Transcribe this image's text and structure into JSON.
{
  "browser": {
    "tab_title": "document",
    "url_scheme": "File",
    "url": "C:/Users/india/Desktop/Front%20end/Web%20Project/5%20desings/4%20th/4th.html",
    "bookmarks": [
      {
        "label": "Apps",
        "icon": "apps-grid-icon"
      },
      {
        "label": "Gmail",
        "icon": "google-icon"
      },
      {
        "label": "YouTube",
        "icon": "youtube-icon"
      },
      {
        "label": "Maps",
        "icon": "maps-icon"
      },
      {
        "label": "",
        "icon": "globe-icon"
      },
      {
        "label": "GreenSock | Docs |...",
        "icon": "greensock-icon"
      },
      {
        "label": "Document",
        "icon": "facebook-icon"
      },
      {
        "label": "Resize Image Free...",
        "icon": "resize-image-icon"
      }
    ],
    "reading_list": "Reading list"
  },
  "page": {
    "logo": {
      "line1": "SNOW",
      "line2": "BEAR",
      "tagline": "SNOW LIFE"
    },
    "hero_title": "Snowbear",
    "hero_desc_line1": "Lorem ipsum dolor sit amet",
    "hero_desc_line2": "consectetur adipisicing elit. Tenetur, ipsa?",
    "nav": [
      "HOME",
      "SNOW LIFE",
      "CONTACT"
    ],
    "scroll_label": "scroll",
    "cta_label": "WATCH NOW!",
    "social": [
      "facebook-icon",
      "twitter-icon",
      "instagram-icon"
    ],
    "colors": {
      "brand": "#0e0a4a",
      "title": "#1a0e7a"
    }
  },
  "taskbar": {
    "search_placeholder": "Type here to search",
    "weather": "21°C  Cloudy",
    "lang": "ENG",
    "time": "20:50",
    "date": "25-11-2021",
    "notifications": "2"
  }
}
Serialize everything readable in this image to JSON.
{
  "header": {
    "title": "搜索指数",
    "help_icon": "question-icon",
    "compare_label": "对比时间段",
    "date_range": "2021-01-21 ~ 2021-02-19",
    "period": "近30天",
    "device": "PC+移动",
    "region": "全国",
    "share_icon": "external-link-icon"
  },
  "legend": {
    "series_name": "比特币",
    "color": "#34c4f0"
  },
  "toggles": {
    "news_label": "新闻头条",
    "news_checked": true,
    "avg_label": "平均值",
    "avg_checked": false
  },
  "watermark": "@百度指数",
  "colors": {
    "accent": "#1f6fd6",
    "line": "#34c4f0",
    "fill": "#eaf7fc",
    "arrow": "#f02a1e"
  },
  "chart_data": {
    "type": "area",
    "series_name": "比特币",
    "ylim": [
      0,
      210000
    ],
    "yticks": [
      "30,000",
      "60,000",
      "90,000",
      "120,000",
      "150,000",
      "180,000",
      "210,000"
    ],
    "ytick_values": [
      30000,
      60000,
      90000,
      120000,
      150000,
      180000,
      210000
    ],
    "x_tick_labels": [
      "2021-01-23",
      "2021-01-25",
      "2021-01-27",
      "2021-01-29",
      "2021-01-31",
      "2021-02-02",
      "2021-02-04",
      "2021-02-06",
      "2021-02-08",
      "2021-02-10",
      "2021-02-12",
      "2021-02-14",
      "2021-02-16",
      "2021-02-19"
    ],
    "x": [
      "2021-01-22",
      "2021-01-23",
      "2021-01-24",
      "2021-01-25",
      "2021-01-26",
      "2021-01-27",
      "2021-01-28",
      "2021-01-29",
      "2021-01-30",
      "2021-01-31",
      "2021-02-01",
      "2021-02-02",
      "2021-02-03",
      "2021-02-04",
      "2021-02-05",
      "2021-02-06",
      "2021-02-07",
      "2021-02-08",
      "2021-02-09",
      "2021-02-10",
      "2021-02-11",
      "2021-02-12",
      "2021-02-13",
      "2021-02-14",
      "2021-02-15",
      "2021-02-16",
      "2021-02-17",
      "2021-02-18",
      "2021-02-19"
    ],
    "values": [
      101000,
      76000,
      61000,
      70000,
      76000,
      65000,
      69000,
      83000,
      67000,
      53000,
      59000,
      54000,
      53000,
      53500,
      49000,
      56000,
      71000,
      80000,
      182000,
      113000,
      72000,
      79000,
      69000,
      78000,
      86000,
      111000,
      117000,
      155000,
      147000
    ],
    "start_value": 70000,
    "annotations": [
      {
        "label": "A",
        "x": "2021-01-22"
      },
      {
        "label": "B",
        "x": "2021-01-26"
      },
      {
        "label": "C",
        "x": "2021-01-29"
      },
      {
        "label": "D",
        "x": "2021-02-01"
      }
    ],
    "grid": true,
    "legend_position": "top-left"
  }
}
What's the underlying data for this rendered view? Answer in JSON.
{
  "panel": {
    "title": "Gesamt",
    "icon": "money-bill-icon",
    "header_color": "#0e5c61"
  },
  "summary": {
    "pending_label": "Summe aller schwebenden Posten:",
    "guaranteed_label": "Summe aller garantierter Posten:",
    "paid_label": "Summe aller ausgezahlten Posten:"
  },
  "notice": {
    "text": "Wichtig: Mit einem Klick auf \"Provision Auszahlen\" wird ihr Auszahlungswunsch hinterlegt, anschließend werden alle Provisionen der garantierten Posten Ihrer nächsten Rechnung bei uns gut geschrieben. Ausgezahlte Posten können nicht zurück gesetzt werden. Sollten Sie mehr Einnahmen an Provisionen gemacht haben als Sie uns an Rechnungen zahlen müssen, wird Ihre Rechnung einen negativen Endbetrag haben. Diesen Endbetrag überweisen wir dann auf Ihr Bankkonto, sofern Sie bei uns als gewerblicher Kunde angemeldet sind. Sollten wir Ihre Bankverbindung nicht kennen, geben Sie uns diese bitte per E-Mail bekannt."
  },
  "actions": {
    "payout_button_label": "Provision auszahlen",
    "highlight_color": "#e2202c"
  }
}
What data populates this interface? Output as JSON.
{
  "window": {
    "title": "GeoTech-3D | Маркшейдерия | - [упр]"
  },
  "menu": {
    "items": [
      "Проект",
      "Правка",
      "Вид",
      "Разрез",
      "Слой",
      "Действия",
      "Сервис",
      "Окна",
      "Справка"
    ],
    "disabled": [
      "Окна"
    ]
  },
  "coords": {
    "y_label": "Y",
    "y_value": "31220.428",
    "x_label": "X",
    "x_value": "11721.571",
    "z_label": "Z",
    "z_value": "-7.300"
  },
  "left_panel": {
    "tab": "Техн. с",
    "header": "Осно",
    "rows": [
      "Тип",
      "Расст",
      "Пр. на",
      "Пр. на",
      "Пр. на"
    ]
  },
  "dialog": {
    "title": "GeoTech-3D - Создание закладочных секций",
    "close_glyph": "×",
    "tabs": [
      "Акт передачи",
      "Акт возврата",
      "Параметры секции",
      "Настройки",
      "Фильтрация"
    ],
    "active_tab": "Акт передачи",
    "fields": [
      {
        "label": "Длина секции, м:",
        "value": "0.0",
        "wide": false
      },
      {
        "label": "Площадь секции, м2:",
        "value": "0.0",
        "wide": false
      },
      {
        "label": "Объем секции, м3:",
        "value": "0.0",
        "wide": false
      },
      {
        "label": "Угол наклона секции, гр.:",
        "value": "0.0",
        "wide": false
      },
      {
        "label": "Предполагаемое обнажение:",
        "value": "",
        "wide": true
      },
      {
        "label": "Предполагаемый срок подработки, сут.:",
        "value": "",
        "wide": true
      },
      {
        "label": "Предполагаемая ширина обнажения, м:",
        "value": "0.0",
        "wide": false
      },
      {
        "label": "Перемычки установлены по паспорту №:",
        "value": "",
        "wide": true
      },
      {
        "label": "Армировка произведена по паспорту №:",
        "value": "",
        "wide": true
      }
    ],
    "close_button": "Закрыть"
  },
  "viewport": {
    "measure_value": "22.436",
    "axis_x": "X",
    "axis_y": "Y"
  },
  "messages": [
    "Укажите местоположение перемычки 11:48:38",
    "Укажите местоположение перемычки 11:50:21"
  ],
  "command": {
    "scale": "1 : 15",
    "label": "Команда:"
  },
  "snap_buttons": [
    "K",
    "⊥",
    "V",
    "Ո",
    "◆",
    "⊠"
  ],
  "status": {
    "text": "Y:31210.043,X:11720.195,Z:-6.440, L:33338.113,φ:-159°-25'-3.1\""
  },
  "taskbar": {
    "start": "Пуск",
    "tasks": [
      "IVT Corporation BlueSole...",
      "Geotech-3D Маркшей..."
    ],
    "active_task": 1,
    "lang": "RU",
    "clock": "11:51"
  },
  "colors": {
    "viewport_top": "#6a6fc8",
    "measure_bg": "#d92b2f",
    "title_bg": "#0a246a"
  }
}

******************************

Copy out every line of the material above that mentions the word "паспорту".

        "label": "Перемычки установлены по паспорту №:",
        "label": "Армировка произведена по паспорту №:",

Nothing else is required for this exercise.